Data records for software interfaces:
◆ ◆ ◆ ◆ ◆ ◆ ◆
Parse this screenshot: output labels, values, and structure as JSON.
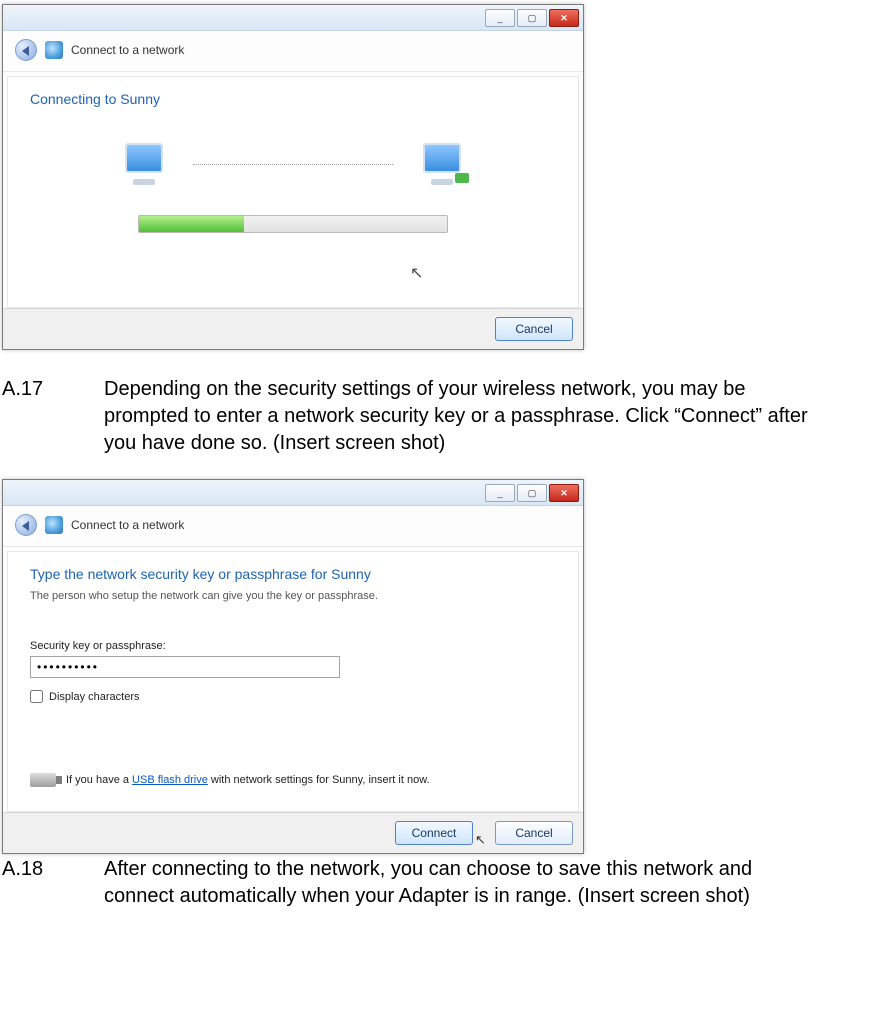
{
  "dialog1": {
    "header_title": "Connect to a network",
    "heading": "Connecting to Sunny",
    "cancel_label": "Cancel"
  },
  "dialog2": {
    "header_title": "Connect to a network",
    "heading": "Type the network security key or passphrase for Sunny",
    "subtext": "The person who setup the network can give you the key or passphrase.",
    "field_label": "Security key or passphrase:",
    "password_value": "••••••••••",
    "display_chars_label": "Display characters",
    "usb_hint_pre": "If you have a ",
    "usb_hint_link": "USB flash drive",
    "usb_hint_post": " with network settings for Sunny, insert it now.",
    "connect_label": "Connect",
    "cancel_label": "Cancel"
  },
  "doc": {
    "a17_num": "A.17",
    "a17_text": "Depending on the security settings of your wireless network, you may be prompted to enter a network security key or a passphrase. Click “Connect” after you have done so.  (Insert screen shot)",
    "a18_num": "A.18",
    "a18_text": "After connecting to the network, you can choose to save this network and connect automatically when your Adapter is in range. (Insert screen shot)"
  }
}
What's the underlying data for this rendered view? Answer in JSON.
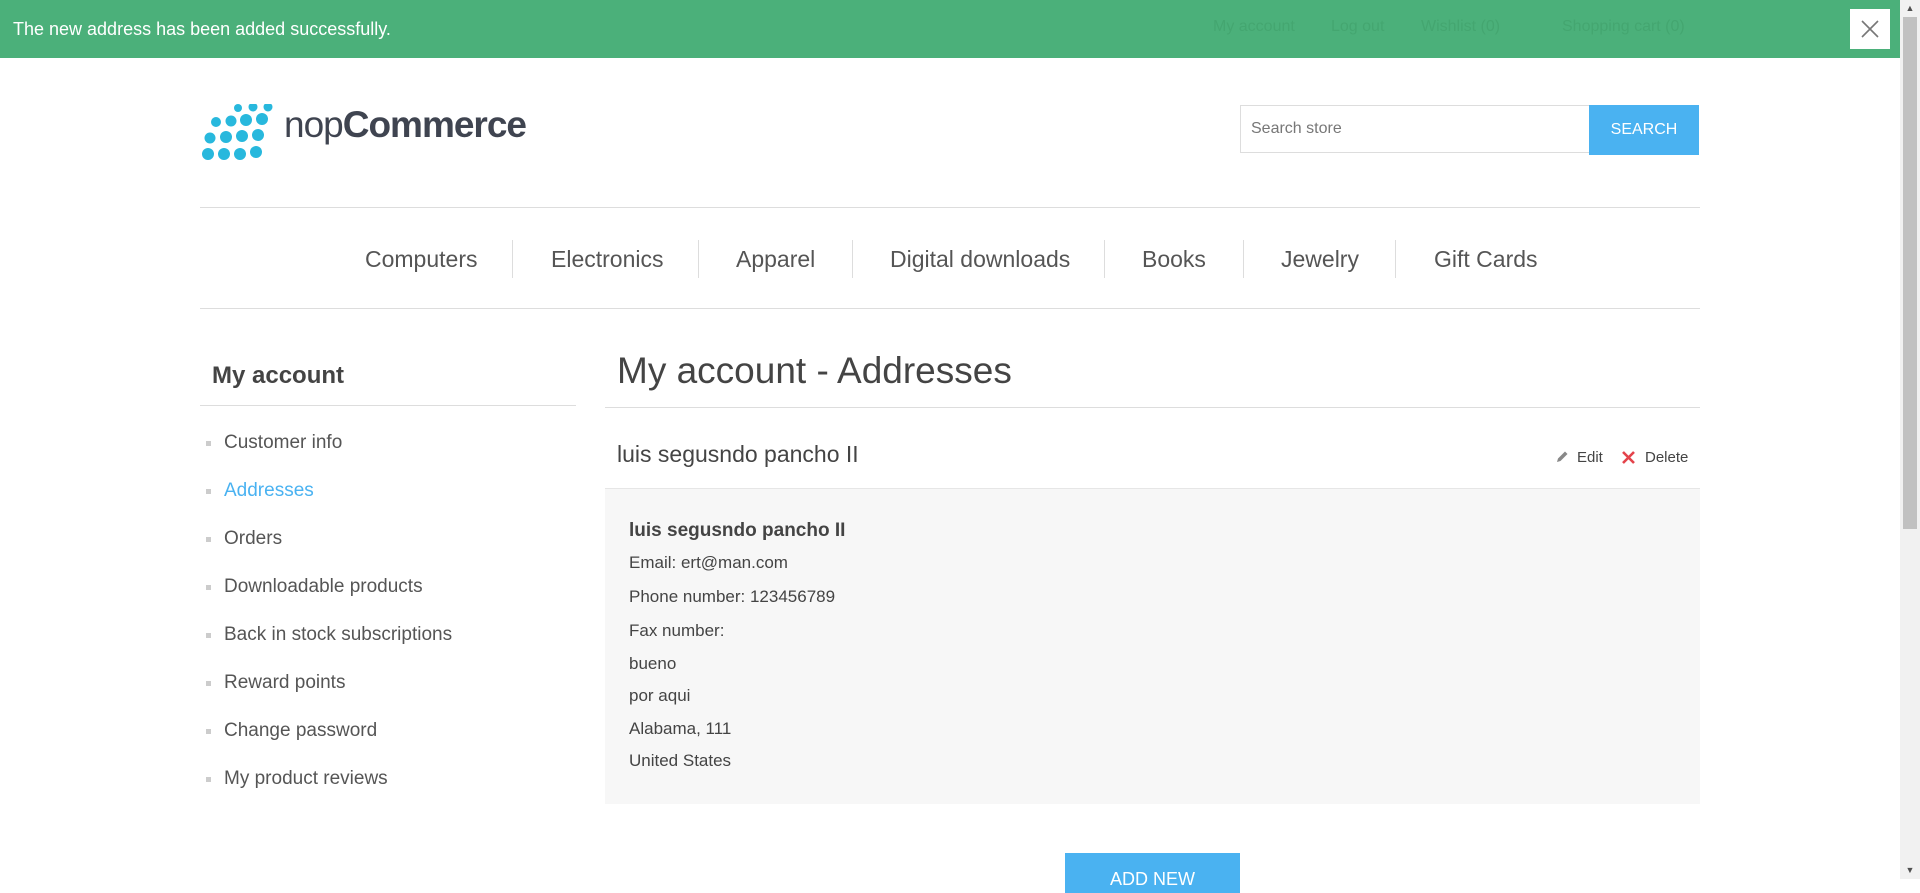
{
  "notification": {
    "message": "The new address has been added successfully.",
    "close_icon": "close-icon"
  },
  "header_links": [
    "My account",
    "Log out",
    "Wishlist (0)",
    "Shopping cart (0)"
  ],
  "logo": {
    "prefix": "nop",
    "suffix": "Commerce"
  },
  "search": {
    "placeholder": "Search store",
    "button_label": "SEARCH"
  },
  "menu": [
    "Computers",
    "Electronics",
    "Apparel",
    "Digital downloads",
    "Books",
    "Jewelry",
    "Gift Cards"
  ],
  "sidebar": {
    "title": "My account",
    "items": [
      "Customer info",
      "Addresses",
      "Orders",
      "Downloadable products",
      "Back in stock subscriptions",
      "Reward points",
      "Change password",
      "My product reviews"
    ],
    "active_index": 1
  },
  "main": {
    "title": "My account - Addresses",
    "address": {
      "heading": "luis segusndo pancho II",
      "edit_label": "Edit",
      "delete_label": "Delete",
      "name": "luis segusndo pancho II",
      "email": "Email: ert@man.com",
      "phone": "Phone number: 123456789",
      "fax": "Fax number:",
      "address1": "bueno",
      "address2": "por aqui",
      "city_state_zip": "Alabama, 111",
      "country": "United States"
    },
    "add_new_label": "ADD NEW"
  },
  "colors": {
    "notification_bg": "#4bb07a",
    "accent": "#4ab2f1",
    "delete_icon": "#e4434b"
  }
}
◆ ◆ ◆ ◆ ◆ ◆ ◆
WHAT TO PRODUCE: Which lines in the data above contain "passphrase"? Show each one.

REPLY TO THE EXERCISE:
    "heading": "Type the network security key or passphrase for Sunny",
    "subtext": "The person who setup the network can give you the key or passphrase.",
    "field_label": "Security key or passphrase:",
    "a17_text": "Depending on the security settings of your wireless network, you may be prompted to enter a network security key or a passphrase. Click “Connect” after you have done so.  (Insert screen shot)",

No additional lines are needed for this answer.